DATA FOR REVIEW:
++++
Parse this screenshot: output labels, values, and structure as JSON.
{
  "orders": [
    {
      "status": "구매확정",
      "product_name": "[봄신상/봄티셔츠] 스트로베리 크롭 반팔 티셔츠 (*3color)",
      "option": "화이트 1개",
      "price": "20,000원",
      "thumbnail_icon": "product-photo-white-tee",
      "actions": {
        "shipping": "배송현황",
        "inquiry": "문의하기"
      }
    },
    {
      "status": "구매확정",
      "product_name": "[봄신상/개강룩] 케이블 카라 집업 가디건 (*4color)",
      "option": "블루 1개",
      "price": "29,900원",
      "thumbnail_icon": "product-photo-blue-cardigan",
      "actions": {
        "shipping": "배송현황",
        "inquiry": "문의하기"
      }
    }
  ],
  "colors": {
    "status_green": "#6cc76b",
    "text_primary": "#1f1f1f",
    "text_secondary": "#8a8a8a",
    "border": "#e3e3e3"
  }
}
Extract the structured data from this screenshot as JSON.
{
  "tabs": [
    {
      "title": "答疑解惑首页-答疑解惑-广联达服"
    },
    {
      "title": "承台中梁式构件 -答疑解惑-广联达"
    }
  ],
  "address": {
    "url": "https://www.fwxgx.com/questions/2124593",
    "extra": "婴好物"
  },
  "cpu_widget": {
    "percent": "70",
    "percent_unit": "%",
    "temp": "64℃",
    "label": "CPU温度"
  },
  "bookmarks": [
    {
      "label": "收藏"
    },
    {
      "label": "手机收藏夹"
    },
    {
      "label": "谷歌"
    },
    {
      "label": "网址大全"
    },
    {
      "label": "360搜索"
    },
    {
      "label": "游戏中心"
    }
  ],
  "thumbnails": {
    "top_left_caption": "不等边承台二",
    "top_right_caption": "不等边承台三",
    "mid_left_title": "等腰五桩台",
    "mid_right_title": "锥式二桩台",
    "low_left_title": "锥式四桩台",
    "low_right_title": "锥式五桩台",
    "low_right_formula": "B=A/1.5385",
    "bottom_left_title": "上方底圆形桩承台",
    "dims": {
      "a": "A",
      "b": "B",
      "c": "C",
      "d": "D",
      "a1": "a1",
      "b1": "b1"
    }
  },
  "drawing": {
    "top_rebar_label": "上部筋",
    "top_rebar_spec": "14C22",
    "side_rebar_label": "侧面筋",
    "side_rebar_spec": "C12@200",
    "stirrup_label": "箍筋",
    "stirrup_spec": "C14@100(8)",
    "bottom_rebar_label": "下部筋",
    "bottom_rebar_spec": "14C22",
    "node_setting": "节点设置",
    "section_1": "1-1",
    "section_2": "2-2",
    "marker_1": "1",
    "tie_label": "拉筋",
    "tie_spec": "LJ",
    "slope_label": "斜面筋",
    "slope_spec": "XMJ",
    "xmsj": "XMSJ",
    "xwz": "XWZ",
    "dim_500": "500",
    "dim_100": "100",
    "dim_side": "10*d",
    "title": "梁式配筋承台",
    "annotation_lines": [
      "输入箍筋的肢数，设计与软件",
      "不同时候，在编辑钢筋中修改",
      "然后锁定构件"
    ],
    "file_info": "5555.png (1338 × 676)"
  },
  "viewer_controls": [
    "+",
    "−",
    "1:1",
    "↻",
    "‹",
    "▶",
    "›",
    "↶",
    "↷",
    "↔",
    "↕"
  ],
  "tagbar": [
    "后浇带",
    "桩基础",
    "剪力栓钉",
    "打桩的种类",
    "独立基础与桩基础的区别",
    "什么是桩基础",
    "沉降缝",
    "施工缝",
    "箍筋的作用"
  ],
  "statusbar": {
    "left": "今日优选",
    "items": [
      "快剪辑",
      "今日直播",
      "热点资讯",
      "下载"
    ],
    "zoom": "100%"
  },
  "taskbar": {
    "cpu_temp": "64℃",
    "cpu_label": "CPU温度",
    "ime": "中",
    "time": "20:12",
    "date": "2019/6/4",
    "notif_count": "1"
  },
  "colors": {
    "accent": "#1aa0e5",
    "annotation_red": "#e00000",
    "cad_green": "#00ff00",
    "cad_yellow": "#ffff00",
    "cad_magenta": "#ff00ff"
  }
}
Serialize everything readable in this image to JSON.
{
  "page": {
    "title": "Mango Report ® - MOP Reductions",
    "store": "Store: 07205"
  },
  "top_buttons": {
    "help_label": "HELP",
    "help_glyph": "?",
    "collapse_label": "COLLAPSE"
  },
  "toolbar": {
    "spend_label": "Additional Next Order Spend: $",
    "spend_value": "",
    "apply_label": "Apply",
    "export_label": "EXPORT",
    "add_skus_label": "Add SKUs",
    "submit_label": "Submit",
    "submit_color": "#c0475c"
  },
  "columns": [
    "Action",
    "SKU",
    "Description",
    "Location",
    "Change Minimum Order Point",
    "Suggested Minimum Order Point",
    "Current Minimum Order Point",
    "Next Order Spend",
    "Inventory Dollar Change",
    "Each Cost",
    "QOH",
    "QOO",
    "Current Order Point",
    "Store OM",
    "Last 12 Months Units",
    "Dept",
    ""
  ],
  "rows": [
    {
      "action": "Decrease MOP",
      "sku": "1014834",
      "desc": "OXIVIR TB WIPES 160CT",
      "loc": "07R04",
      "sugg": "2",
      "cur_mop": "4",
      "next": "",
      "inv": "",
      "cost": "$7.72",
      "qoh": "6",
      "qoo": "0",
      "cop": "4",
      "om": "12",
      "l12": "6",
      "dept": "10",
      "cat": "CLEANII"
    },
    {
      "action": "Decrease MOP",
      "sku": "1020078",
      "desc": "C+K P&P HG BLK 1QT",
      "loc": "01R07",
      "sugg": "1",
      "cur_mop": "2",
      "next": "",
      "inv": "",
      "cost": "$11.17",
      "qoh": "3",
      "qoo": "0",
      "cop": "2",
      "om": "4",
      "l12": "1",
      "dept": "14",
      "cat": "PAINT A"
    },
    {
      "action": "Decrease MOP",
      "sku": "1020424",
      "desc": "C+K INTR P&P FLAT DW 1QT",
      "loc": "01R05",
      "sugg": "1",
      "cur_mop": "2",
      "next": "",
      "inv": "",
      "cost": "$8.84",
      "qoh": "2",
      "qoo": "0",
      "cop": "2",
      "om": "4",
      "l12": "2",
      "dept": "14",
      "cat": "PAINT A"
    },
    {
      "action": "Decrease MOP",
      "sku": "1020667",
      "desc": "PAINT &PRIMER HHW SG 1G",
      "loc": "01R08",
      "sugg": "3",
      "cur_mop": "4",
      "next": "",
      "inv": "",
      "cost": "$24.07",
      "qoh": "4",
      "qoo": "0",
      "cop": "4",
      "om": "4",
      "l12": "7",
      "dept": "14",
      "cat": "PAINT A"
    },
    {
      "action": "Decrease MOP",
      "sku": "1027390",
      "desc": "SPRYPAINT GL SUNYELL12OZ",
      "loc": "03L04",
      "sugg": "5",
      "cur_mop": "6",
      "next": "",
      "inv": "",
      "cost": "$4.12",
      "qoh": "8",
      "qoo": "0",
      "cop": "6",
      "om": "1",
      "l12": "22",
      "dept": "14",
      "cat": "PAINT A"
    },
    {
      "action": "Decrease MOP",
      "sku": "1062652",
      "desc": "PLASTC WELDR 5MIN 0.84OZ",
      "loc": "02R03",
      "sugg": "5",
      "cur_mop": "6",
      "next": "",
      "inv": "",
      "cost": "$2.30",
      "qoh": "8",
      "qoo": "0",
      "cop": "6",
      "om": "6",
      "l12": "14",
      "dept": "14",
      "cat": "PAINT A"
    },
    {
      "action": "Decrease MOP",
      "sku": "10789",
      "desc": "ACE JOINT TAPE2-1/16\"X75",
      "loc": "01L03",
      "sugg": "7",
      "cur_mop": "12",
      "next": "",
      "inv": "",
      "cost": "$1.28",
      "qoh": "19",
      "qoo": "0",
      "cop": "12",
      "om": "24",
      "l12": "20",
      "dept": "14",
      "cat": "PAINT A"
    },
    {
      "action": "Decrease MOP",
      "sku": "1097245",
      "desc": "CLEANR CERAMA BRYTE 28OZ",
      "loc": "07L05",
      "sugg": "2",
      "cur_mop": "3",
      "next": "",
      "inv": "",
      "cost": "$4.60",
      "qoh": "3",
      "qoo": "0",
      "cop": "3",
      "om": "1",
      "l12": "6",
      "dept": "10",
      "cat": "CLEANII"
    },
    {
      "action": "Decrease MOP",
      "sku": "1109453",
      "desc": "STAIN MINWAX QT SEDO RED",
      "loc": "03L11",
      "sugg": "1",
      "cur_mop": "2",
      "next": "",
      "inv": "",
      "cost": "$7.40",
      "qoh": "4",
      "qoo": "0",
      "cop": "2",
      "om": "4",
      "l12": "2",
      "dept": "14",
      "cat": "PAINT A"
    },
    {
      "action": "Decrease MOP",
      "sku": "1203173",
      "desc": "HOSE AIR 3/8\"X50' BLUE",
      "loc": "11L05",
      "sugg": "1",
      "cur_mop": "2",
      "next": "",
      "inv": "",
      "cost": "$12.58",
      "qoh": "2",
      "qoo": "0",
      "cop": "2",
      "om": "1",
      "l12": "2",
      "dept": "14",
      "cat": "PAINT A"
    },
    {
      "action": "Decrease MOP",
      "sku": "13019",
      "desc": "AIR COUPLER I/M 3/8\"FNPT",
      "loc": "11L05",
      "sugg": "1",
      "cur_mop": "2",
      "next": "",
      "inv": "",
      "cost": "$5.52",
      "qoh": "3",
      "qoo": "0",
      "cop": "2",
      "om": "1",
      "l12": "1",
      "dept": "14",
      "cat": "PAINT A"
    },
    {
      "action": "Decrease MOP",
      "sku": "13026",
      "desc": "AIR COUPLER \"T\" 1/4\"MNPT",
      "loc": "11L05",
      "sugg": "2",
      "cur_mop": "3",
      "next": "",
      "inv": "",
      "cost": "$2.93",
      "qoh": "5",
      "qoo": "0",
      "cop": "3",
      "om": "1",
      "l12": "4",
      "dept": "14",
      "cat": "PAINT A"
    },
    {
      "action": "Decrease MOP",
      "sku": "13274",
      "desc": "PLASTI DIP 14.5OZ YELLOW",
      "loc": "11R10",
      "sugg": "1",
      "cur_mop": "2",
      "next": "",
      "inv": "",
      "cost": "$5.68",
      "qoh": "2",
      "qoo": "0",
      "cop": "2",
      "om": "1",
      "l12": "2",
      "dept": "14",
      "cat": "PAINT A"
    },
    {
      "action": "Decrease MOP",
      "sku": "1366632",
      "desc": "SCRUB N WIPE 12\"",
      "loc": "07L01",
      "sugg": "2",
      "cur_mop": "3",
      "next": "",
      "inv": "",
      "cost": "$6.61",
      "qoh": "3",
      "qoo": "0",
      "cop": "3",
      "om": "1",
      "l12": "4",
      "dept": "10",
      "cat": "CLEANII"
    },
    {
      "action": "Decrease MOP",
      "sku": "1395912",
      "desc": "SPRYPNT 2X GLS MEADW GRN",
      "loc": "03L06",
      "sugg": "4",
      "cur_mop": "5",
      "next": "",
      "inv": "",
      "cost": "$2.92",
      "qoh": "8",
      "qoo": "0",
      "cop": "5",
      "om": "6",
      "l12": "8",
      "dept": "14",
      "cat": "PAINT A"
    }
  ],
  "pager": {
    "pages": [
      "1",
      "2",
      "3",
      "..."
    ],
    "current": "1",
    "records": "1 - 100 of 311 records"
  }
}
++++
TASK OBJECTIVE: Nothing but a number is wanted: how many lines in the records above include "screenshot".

EXPECTED OUTPUT: 2